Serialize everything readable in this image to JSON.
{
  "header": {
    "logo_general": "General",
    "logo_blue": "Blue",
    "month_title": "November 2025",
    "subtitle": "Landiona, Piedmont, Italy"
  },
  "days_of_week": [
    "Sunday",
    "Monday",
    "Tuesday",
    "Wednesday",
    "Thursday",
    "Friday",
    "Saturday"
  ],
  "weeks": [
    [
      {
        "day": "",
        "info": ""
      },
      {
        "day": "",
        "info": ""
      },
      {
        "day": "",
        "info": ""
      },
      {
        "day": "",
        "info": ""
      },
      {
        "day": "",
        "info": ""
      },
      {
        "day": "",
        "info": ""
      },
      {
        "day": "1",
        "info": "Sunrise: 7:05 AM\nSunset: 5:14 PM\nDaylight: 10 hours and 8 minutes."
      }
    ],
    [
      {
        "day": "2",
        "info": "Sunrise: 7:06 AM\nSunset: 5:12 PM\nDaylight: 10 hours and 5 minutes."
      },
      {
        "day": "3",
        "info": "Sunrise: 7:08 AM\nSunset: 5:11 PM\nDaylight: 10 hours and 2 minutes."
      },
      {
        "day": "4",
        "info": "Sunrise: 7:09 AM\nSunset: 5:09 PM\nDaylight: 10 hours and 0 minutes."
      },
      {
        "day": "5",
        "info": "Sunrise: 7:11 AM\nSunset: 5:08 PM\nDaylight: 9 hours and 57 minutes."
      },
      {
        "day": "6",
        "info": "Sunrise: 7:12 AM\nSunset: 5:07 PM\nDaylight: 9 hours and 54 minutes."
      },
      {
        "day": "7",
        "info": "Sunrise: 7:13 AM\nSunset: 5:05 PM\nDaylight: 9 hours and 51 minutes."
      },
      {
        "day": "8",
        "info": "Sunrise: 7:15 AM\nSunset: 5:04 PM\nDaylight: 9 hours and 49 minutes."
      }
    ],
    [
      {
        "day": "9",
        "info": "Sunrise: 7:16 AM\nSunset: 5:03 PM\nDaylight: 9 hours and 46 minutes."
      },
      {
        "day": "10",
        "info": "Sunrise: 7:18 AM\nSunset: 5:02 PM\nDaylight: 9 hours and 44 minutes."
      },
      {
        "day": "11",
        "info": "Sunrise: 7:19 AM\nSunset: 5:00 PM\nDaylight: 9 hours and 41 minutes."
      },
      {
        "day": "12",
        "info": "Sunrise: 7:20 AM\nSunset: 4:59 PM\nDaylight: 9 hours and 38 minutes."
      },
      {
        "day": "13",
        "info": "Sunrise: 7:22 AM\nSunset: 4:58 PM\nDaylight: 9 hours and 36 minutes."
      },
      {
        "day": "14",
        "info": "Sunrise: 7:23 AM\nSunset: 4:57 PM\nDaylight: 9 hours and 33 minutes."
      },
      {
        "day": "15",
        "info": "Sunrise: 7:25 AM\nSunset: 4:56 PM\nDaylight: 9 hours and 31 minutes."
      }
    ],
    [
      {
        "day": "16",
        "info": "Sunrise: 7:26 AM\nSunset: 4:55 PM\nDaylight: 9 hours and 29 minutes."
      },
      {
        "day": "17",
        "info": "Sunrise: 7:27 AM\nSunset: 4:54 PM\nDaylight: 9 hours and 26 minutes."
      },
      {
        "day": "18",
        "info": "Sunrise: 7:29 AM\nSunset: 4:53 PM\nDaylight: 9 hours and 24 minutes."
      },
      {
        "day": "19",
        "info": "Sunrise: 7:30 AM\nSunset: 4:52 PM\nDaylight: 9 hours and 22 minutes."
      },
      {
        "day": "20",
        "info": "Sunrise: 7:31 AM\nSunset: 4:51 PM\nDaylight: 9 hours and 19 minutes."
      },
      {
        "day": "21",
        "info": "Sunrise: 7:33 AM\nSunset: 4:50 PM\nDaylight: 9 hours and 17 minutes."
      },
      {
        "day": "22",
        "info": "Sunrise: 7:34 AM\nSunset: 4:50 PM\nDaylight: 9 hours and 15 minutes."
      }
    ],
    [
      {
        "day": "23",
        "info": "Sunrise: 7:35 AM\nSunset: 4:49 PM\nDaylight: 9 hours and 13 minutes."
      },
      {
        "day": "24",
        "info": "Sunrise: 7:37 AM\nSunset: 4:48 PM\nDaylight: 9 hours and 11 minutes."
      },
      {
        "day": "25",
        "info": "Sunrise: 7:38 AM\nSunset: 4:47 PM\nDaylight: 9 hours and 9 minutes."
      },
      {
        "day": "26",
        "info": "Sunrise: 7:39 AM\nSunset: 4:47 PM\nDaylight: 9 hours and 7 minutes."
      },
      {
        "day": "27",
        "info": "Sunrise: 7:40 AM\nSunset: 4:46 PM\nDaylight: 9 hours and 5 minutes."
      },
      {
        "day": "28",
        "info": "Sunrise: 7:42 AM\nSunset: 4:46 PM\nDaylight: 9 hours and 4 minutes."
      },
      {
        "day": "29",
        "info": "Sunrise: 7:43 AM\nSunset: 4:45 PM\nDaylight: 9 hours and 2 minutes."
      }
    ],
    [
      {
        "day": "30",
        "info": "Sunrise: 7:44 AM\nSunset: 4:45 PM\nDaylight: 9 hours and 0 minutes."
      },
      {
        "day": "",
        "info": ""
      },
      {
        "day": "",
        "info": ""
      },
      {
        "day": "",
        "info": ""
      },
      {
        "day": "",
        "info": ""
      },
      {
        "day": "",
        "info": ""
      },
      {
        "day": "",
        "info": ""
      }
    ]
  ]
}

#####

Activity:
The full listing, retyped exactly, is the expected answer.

Response for this exercise:
Serialize everything readable in this image to JSON.
{
  "header": {
    "logo_general": "General",
    "logo_blue": "Blue",
    "month_title": "November 2025",
    "subtitle": "Landiona, Piedmont, Italy"
  },
  "days_of_week": [
    "Sunday",
    "Monday",
    "Tuesday",
    "Wednesday",
    "Thursday",
    "Friday",
    "Saturday"
  ],
  "weeks": [
    [
      {
        "day": "",
        "info": ""
      },
      {
        "day": "",
        "info": ""
      },
      {
        "day": "",
        "info": ""
      },
      {
        "day": "",
        "info": ""
      },
      {
        "day": "",
        "info": ""
      },
      {
        "day": "",
        "info": ""
      },
      {
        "day": "1",
        "info": "Sunrise: 7:05 AM\nSunset: 5:14 PM\nDaylight: 10 hours and 8 minutes."
      }
    ],
    [
      {
        "day": "2",
        "info": "Sunrise: 7:06 AM\nSunset: 5:12 PM\nDaylight: 10 hours and 5 minutes."
      },
      {
        "day": "3",
        "info": "Sunrise: 7:08 AM\nSunset: 5:11 PM\nDaylight: 10 hours and 2 minutes."
      },
      {
        "day": "4",
        "info": "Sunrise: 7:09 AM\nSunset: 5:09 PM\nDaylight: 10 hours and 0 minutes."
      },
      {
        "day": "5",
        "info": "Sunrise: 7:11 AM\nSunset: 5:08 PM\nDaylight: 9 hours and 57 minutes."
      },
      {
        "day": "6",
        "info": "Sunrise: 7:12 AM\nSunset: 5:07 PM\nDaylight: 9 hours and 54 minutes."
      },
      {
        "day": "7",
        "info": "Sunrise: 7:13 AM\nSunset: 5:05 PM\nDaylight: 9 hours and 51 minutes."
      },
      {
        "day": "8",
        "info": "Sunrise: 7:15 AM\nSunset: 5:04 PM\nDaylight: 9 hours and 49 minutes."
      }
    ],
    [
      {
        "day": "9",
        "info": "Sunrise: 7:16 AM\nSunset: 5:03 PM\nDaylight: 9 hours and 46 minutes."
      },
      {
        "day": "10",
        "info": "Sunrise: 7:18 AM\nSunset: 5:02 PM\nDaylight: 9 hours and 44 minutes."
      },
      {
        "day": "11",
        "info": "Sunrise: 7:19 AM\nSunset: 5:00 PM\nDaylight: 9 hours and 41 minutes."
      },
      {
        "day": "12",
        "info": "Sunrise: 7:20 AM\nSunset: 4:59 PM\nDaylight: 9 hours and 38 minutes."
      },
      {
        "day": "13",
        "info": "Sunrise: 7:22 AM\nSunset: 4:58 PM\nDaylight: 9 hours and 36 minutes."
      },
      {
        "day": "14",
        "info": "Sunrise: 7:23 AM\nSunset: 4:57 PM\nDaylight: 9 hours and 33 minutes."
      },
      {
        "day": "15",
        "info": "Sunrise: 7:25 AM\nSunset: 4:56 PM\nDaylight: 9 hours and 31 minutes."
      }
    ],
    [
      {
        "day": "16",
        "info": "Sunrise: 7:26 AM\nSunset: 4:55 PM\nDaylight: 9 hours and 29 minutes."
      },
      {
        "day": "17",
        "info": "Sunrise: 7:27 AM\nSunset: 4:54 PM\nDaylight: 9 hours and 26 minutes."
      },
      {
        "day": "18",
        "info": "Sunrise: 7:29 AM\nSunset: 4:53 PM\nDaylight: 9 hours and 24 minutes."
      },
      {
        "day": "19",
        "info": "Sunrise: 7:30 AM\nSunset: 4:52 PM\nDaylight: 9 hours and 22 minutes."
      },
      {
        "day": "20",
        "info": "Sunrise: 7:31 AM\nSunset: 4:51 PM\nDaylight: 9 hours and 19 minutes."
      },
      {
        "day": "21",
        "info": "Sunrise: 7:33 AM\nSunset: 4:50 PM\nDaylight: 9 hours and 17 minutes."
      },
      {
        "day": "22",
        "info": "Sunrise: 7:34 AM\nSunset: 4:50 PM\nDaylight: 9 hours and 15 minutes."
      }
    ],
    [
      {
        "day": "23",
        "info": "Sunrise: 7:35 AM\nSunset: 4:49 PM\nDaylight: 9 hours and 13 minutes."
      },
      {
        "day": "24",
        "info": "Sunrise: 7:37 AM\nSunset: 4:48 PM\nDaylight: 9 hours and 11 minutes."
      },
      {
        "day": "25",
        "info": "Sunrise: 7:38 AM\nSunset: 4:47 PM\nDaylight: 9 hours and 9 minutes."
      },
      {
        "day": "26",
        "info": "Sunrise: 7:39 AM\nSunset: 4:47 PM\nDaylight: 9 hours and 7 minutes."
      },
      {
        "day": "27",
        "info": "Sunrise: 7:40 AM\nSunset: 4:46 PM\nDaylight: 9 hours and 5 minutes."
      },
      {
        "day": "28",
        "info": "Sunrise: 7:42 AM\nSunset: 4:46 PM\nDaylight: 9 hours and 4 minutes."
      },
      {
        "day": "29",
        "info": "Sunrise: 7:43 AM\nSunset: 4:45 PM\nDaylight: 9 hours and 2 minutes."
      }
    ],
    [
      {
        "day": "30",
        "info": "Sunrise: 7:44 AM\nSunset: 4:45 PM\nDaylight: 9 hours and 0 minutes."
      },
      {
        "day": "",
        "info": ""
      },
      {
        "day": "",
        "info": ""
      },
      {
        "day": "",
        "info": ""
      },
      {
        "day": "",
        "info": ""
      },
      {
        "day": "",
        "info": ""
      },
      {
        "day": "",
        "info": ""
      }
    ]
  ]
}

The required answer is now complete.